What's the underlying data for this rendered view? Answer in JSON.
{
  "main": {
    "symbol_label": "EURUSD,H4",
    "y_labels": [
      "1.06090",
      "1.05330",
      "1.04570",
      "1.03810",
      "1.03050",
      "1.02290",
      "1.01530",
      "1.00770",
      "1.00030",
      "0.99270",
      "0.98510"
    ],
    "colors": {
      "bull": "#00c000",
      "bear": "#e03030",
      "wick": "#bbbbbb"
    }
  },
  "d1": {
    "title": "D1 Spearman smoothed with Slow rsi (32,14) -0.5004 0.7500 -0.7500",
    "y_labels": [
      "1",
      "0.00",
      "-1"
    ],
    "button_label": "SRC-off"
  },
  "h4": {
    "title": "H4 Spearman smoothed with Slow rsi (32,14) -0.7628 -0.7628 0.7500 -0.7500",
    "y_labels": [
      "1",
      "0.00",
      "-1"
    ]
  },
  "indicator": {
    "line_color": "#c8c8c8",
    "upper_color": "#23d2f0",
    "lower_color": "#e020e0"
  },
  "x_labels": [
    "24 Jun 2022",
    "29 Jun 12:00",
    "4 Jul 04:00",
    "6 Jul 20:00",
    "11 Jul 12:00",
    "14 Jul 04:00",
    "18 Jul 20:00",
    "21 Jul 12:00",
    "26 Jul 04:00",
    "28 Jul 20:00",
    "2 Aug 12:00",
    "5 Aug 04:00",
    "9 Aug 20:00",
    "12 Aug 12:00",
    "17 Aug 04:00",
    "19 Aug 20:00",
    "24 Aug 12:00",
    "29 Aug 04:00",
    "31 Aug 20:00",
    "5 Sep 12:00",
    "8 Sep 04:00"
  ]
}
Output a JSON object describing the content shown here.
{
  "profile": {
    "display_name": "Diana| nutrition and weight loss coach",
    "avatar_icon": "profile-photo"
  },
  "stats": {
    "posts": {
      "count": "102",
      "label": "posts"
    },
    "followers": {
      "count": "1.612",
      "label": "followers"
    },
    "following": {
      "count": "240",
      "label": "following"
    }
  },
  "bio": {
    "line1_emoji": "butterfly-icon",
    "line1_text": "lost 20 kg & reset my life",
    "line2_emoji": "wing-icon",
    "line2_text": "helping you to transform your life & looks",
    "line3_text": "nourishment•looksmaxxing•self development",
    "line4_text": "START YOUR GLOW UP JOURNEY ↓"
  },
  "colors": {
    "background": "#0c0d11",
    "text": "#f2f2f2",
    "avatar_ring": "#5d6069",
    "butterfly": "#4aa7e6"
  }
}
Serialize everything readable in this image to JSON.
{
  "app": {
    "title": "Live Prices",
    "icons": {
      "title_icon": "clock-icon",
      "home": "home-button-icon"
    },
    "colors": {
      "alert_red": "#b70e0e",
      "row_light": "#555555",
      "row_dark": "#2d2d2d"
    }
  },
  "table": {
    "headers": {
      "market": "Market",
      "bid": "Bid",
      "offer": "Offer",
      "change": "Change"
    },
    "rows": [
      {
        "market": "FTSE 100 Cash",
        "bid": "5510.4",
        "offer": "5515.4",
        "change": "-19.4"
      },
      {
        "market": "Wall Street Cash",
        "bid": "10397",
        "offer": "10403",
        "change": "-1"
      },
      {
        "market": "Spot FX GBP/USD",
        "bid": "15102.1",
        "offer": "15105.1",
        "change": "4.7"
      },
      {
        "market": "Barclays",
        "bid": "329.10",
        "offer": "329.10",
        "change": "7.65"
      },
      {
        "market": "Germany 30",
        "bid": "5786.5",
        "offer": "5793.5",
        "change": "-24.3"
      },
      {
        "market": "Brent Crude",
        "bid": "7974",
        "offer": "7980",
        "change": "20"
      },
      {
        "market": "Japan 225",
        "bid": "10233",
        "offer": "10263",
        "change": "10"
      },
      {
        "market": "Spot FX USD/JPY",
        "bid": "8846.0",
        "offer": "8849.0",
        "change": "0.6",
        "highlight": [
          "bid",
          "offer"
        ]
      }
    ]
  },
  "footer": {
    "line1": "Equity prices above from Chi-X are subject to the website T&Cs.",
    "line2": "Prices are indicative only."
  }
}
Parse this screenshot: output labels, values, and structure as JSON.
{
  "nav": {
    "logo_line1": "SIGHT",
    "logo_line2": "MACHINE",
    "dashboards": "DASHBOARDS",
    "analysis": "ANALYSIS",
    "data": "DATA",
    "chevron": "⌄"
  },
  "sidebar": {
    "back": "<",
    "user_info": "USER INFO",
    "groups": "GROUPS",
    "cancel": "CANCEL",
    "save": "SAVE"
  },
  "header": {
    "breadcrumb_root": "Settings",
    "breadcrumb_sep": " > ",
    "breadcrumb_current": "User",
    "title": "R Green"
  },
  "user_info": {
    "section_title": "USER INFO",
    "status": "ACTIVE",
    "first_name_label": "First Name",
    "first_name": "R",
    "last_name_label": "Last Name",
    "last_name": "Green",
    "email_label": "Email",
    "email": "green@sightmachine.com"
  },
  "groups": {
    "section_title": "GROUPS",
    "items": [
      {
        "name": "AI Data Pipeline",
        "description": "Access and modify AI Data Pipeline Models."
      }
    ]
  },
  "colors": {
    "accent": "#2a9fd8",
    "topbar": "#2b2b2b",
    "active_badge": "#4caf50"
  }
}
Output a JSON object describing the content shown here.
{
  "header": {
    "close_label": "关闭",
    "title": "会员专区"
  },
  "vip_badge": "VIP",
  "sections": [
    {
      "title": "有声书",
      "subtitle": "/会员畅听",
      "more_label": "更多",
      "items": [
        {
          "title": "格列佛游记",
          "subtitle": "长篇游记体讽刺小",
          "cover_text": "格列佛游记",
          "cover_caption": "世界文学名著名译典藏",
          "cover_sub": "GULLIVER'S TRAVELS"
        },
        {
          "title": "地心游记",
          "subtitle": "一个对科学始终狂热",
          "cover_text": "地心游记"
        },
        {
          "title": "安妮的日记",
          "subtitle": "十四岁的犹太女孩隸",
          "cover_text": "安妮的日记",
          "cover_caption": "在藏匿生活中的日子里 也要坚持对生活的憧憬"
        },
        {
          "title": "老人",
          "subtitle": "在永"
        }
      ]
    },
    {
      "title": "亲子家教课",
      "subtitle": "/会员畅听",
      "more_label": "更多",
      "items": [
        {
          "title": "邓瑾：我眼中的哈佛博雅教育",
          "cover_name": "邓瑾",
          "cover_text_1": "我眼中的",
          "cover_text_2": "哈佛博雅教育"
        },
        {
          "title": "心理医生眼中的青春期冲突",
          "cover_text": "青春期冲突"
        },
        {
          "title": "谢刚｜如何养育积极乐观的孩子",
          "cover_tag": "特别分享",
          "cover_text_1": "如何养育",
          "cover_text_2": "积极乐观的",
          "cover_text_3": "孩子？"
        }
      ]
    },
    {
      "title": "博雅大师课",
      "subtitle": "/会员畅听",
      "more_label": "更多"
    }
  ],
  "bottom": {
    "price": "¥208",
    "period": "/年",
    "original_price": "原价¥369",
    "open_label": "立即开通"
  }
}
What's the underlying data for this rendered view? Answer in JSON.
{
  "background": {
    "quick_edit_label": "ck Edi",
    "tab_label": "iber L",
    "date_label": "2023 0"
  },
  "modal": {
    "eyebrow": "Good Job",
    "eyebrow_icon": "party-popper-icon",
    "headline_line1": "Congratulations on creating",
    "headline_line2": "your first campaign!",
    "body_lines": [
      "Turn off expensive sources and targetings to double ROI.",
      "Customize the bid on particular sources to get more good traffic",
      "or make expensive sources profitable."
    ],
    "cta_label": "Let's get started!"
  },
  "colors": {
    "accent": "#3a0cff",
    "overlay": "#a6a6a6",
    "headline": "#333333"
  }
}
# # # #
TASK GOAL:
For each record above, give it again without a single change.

RESPONSE BOX:
What's the underlying data for this rendered view? Answer in JSON.
{
  "main": {
    "symbol_label": "EURUSD,H4",
    "y_labels": [
      "1.06090",
      "1.05330",
      "1.04570",
      "1.03810",
      "1.03050",
      "1.02290",
      "1.01530",
      "1.00770",
      "1.00030",
      "0.99270",
      "0.98510"
    ],
    "colors": {
      "bull": "#00c000",
      "bear": "#e03030",
      "wick": "#bbbbbb"
    }
  },
  "d1": {
    "title": "D1 Spearman smoothed with Slow rsi (32,14) -0.5004 0.7500 -0.7500",
    "y_labels": [
      "1",
      "0.00",
      "-1"
    ],
    "button_label": "SRC-off"
  },
  "h4": {
    "title": "H4 Spearman smoothed with Slow rsi (32,14) -0.7628 -0.7628 0.7500 -0.7500",
    "y_labels": [
      "1",
      "0.00",
      "-1"
    ]
  },
  "indicator": {
    "line_color": "#c8c8c8",
    "upper_color": "#23d2f0",
    "lower_color": "#e020e0"
  },
  "x_labels": [
    "24 Jun 2022",
    "29 Jun 12:00",
    "4 Jul 04:00",
    "6 Jul 20:00",
    "11 Jul 12:00",
    "14 Jul 04:00",
    "18 Jul 20:00",
    "21 Jul 12:00",
    "26 Jul 04:00",
    "28 Jul 20:00",
    "2 Aug 12:00",
    "5 Aug 04:00",
    "9 Aug 20:00",
    "12 Aug 12:00",
    "17 Aug 04:00",
    "19 Aug 20:00",
    "24 Aug 12:00",
    "29 Aug 04:00",
    "31 Aug 20:00",
    "5 Sep 12:00",
    "8 Sep 04:00"
  ]
}
Output a JSON object describing the content shown here.
{
  "profile": {
    "display_name": "Diana| nutrition and weight loss coach",
    "avatar_icon": "profile-photo"
  },
  "stats": {
    "posts": {
      "count": "102",
      "label": "posts"
    },
    "followers": {
      "count": "1.612",
      "label": "followers"
    },
    "following": {
      "count": "240",
      "label": "following"
    }
  },
  "bio": {
    "line1_emoji": "butterfly-icon",
    "line1_text": "lost 20 kg & reset my life",
    "line2_emoji": "wing-icon",
    "line2_text": "helping you to transform your life & looks",
    "line3_text": "nourishment•looksmaxxing•self development",
    "line4_text": "START YOUR GLOW UP JOURNEY ↓"
  },
  "colors": {
    "background": "#0c0d11",
    "text": "#f2f2f2",
    "avatar_ring": "#5d6069",
    "butterfly": "#4aa7e6"
  }
}
Serialize everything readable in this image to JSON.
{
  "app": {
    "title": "Live Prices",
    "icons": {
      "title_icon": "clock-icon",
      "home": "home-button-icon"
    },
    "colors": {
      "alert_red": "#b70e0e",
      "row_light": "#555555",
      "row_dark": "#2d2d2d"
    }
  },
  "table": {
    "headers": {
      "market": "Market",
      "bid": "Bid",
      "offer": "Offer",
      "change": "Change"
    },
    "rows": [
      {
        "market": "FTSE 100 Cash",
        "bid": "5510.4",
        "offer": "5515.4",
        "change": "-19.4"
      },
      {
        "market": "Wall Street Cash",
        "bid": "10397",
        "offer": "10403",
        "change": "-1"
      },
      {
        "market": "Spot FX GBP/USD",
        "bid": "15102.1",
        "offer": "15105.1",
        "change": "4.7"
      },
      {
        "market": "Barclays",
        "bid": "329.10",
        "offer": "329.10",
        "change": "7.65"
      },
      {
        "market": "Germany 30",
        "bid": "5786.5",
        "offer": "5793.5",
        "change": "-24.3"
      },
      {
        "market": "Brent Crude",
        "bid": "7974",
        "offer": "7980",
        "change": "20"
      },
      {
        "market": "Japan 225",
        "bid": "10233",
        "offer": "10263",
        "change": "10"
      },
      {
        "market": "Spot FX USD/JPY",
        "bid": "8846.0",
        "offer": "8849.0",
        "change": "0.6",
        "highlight": [
          "bid",
          "offer"
        ]
      }
    ]
  },
  "footer": {
    "line1": "Equity prices above from Chi-X are subject to the website T&Cs.",
    "line2": "Prices are indicative only."
  }
}
Parse this screenshot: output labels, values, and structure as JSON.
{
  "nav": {
    "logo_line1": "SIGHT",
    "logo_line2": "MACHINE",
    "dashboards": "DASHBOARDS",
    "analysis": "ANALYSIS",
    "data": "DATA",
    "chevron": "⌄"
  },
  "sidebar": {
    "back": "<",
    "user_info": "USER INFO",
    "groups": "GROUPS",
    "cancel": "CANCEL",
    "save": "SAVE"
  },
  "header": {
    "breadcrumb_root": "Settings",
    "breadcrumb_sep": " > ",
    "breadcrumb_current": "User",
    "title": "R Green"
  },
  "user_info": {
    "section_title": "USER INFO",
    "status": "ACTIVE",
    "first_name_label": "First Name",
    "first_name": "R",
    "last_name_label": "Last Name",
    "last_name": "Green",
    "email_label": "Email",
    "email": "green@sightmachine.com"
  },
  "groups": {
    "section_title": "GROUPS",
    "items": [
      {
        "name": "AI Data Pipeline",
        "description": "Access and modify AI Data Pipeline Models."
      }
    ]
  },
  "colors": {
    "accent": "#2a9fd8",
    "topbar": "#2b2b2b",
    "active_badge": "#4caf50"
  }
}
Output a JSON object describing the content shown here.
{
  "header": {
    "close_label": "关闭",
    "title": "会员专区"
  },
  "vip_badge": "VIP",
  "sections": [
    {
      "title": "有声书",
      "subtitle": "/会员畅听",
      "more_label": "更多",
      "items": [
        {
          "title": "格列佛游记",
          "subtitle": "长篇游记体讽刺小",
          "cover_text": "格列佛游记",
          "cover_caption": "世界文学名著名译典藏",
          "cover_sub": "GULLIVER'S TRAVELS"
        },
        {
          "title": "地心游记",
          "subtitle": "一个对科学始终狂热",
          "cover_text": "地心游记"
        },
        {
          "title": "安妮的日记",
          "subtitle": "十四岁的犹太女孩隸",
          "cover_text": "安妮的日记",
          "cover_caption": "在藏匿生活中的日子里 也要坚持对生活的憧憬"
        },
        {
          "title": "老人",
          "subtitle": "在永"
        }
      ]
    },
    {
      "title": "亲子家教课",
      "subtitle": "/会员畅听",
      "more_label": "更多",
      "items": [
        {
          "title": "邓瑾：我眼中的哈佛博雅教育",
          "cover_name": "邓瑾",
          "cover_text_1": "我眼中的",
          "cover_text_2": "哈佛博雅教育"
        },
        {
          "title": "心理医生眼中的青春期冲突",
          "cover_text": "青春期冲突"
        },
        {
          "title": "谢刚｜如何养育积极乐观的孩子",
          "cover_tag": "特别分享",
          "cover_text_1": "如何养育",
          "cover_text_2": "积极乐观的",
          "cover_text_3": "孩子？"
        }
      ]
    },
    {
      "title": "博雅大师课",
      "subtitle": "/会员畅听",
      "more_label": "更多"
    }
  ],
  "bottom": {
    "price": "¥208",
    "period": "/年",
    "original_price": "原价¥369",
    "open_label": "立即开通"
  }
}
What's the underlying data for this rendered view? Answer in JSON.
{
  "background": {
    "quick_edit_label": "ck Edi",
    "tab_label": "iber L",
    "date_label": "2023 0"
  },
  "modal": {
    "eyebrow": "Good Job",
    "eyebrow_icon": "party-popper-icon",
    "headline_line1": "Congratulations on creating",
    "headline_line2": "your first campaign!",
    "body_lines": [
      "Turn off expensive sources and targetings to double ROI.",
      "Customize the bid on particular sources to get more good traffic",
      "or make expensive sources profitable."
    ],
    "cta_label": "Let's get started!"
  },
  "colors": {
    "accent": "#3a0cff",
    "overlay": "#a6a6a6",
    "headline": "#333333"
  }
}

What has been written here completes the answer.